Thus it was from Germany that this grand saga spread all over the North, including the farer.
Olaf Tryggveson also makes a great figure in the farer Saga, and recounts there his early troubles, which were strange and many.
The whole thing meant merely the night halt of some farer to the mountains.
Old English fær "journey, road, passage, expedition," strong neuter of faran "to journey" (see fare (v.)); merged with faru "journey, expedition, companions, baggage," strong fem. of faran. Original sense is obsolete, except in compounds (wayfarer, sea-faring, etc.) Meaning "food provided" is c.1200; that of "conveyance" appears in Scottish early 15c. and led to sense of "payment for passage" (1510s).

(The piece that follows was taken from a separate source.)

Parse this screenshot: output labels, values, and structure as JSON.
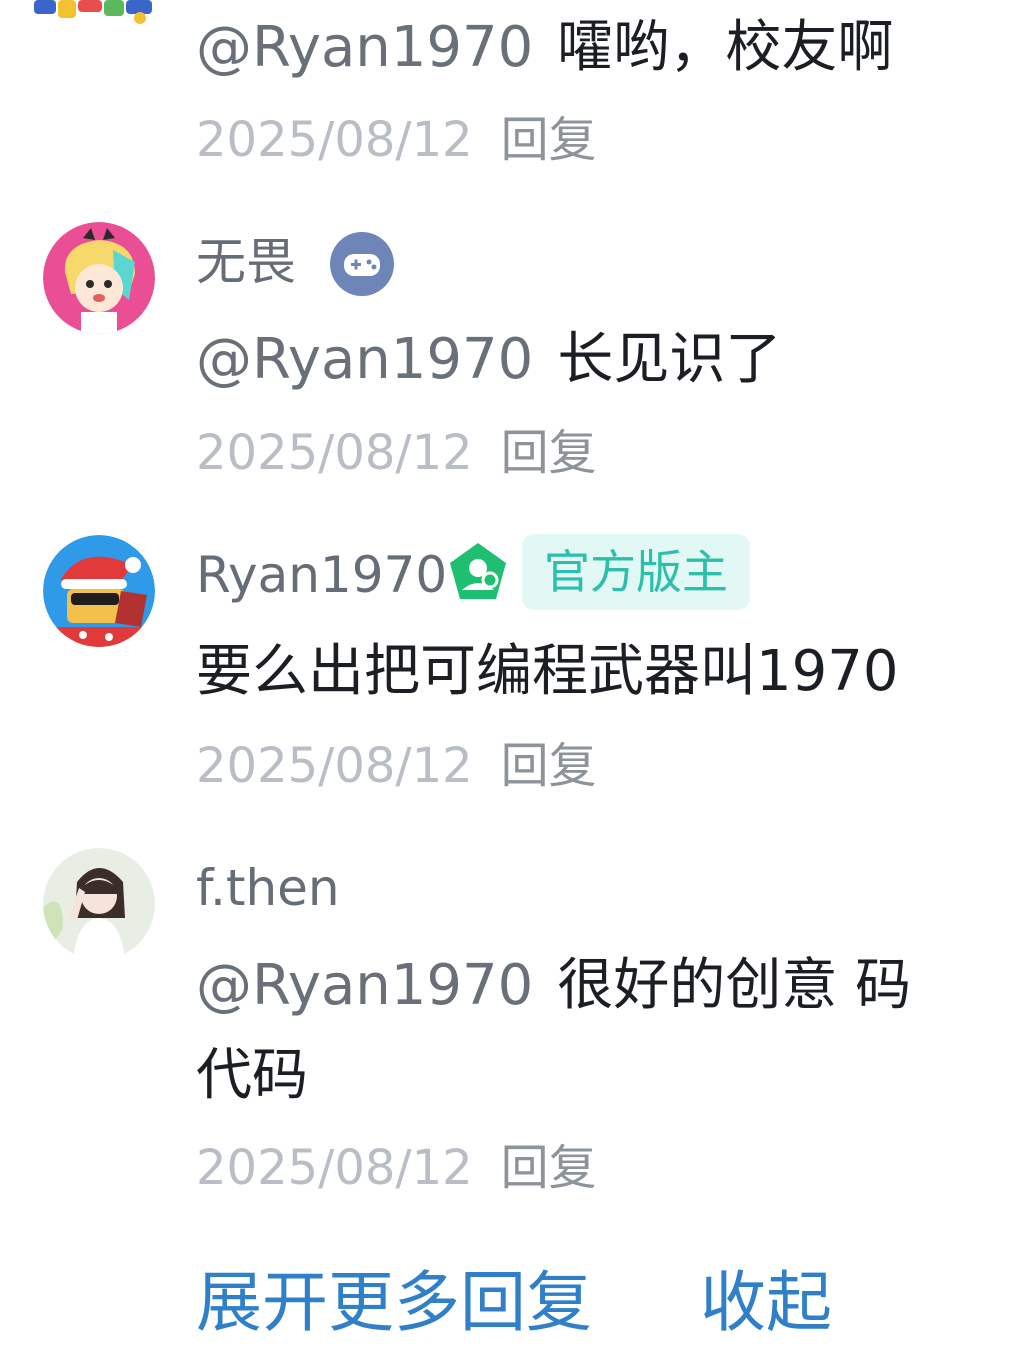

Old English faran "to journey, set forth, go, travel, wander, get on, undergo, make one's way," from Proto-Germanic *faranan (cf. Old Saxon, Old High German, Gothic faran, Old Norse and Old Frisian fara, Dutch varen, German fahren), from PIE *por- "going, passage," from root *per- (2) "to lead, pass over" (see port (n.1)). Related: Fared; faring.